the Renwood tasting room. It is stunning and so is the outdoor area for guests. The wine lineup has been completely revamped offering both moderately-priced wines to upscale Zinfandel vineyard-select wines.
Perhaps the most significant development is the presence of the Turley Winery. Turley has long been known in the Napa Valley and Paso Robles for its single vineyard high-priced Zinfandel and Petite Sirah wines. The Turley Zins are highly regarded and with a mailing list of fans anxious to snap up the latest releases. Turley purchased the Karly winery and some of the Karly vineyards in 2012. Karly was one of the first wineries in the Shenandoah Valley. The Turley tasting room opened two weeks ago on Shenandoah Valley Road and, by all accounts, should attract some high-end wine buyers.
There are a few pieces to the puzzle that need to be fixed in order to attract tourists. For starters, the wineries need to be open seven days a week. This past week we were there Tuesday through Thursday and I would say that 75% of the wineries were not open. The usual days of operation are Friday through Sunday. The wineries indicate they would open if there were more tourists. I say it is the opposite. “Build it and they will come!” In this case, open seven days a week and they will come.
The area lacks sufficient lodging and restaurants. But that could also be changing. In the town of Sutter Creek, our favorite town in Amador wine country, the Hanford House Inn is adding a gourmet restaurant to the Inn and additional guest rooms. Down Main Street, there are new owners of the American Exchange Hotel that houses Bellotti’s restaurant. Rumors have it that the restaurant and building will be completely remodeled.

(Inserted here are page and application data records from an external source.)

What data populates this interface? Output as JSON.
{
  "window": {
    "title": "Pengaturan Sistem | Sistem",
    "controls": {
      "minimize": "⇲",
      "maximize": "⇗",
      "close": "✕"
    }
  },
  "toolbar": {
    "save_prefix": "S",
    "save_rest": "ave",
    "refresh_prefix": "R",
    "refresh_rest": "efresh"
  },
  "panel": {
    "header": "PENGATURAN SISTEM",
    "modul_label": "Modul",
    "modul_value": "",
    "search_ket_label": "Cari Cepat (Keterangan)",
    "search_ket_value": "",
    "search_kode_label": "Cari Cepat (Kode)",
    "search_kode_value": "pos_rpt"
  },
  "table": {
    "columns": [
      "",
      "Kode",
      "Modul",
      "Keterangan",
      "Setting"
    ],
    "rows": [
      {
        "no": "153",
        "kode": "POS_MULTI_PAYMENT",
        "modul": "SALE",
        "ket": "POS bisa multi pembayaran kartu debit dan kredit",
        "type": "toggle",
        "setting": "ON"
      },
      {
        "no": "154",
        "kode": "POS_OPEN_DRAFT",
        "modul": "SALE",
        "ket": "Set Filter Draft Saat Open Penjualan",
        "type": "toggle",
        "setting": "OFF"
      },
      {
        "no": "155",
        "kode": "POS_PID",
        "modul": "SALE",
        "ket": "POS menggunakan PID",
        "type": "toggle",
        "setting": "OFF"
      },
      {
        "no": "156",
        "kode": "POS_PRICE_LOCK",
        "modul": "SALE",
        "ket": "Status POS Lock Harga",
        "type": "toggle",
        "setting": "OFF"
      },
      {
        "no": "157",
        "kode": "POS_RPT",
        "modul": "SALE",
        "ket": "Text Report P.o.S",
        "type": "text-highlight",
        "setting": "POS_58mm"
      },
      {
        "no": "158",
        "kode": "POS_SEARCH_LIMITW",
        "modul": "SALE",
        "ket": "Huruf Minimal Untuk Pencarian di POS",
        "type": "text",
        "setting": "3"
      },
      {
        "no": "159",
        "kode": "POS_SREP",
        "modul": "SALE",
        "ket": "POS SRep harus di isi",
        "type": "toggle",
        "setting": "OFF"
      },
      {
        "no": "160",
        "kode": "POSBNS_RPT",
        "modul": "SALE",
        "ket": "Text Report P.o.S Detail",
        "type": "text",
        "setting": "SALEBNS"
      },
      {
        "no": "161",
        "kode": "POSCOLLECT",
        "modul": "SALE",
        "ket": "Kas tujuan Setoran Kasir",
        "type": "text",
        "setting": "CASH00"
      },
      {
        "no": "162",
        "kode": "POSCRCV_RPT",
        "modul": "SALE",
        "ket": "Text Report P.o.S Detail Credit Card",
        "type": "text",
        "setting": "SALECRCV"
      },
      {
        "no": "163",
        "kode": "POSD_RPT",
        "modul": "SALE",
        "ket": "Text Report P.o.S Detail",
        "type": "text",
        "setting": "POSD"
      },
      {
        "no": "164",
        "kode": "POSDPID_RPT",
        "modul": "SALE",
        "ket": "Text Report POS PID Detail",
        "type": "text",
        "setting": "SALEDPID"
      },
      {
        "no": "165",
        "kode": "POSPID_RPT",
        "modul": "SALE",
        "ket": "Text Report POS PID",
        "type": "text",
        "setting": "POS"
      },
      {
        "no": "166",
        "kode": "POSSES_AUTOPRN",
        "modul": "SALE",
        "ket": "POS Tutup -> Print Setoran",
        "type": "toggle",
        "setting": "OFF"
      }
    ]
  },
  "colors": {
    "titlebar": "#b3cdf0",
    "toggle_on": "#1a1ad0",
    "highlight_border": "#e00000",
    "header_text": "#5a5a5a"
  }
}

Follow one of the Amador wine country trails and you are sure to have fun.
In our next post we will detail our adventures at the Vino Noceto Winery and the Dobra Zemlga Winery. Stay tuned!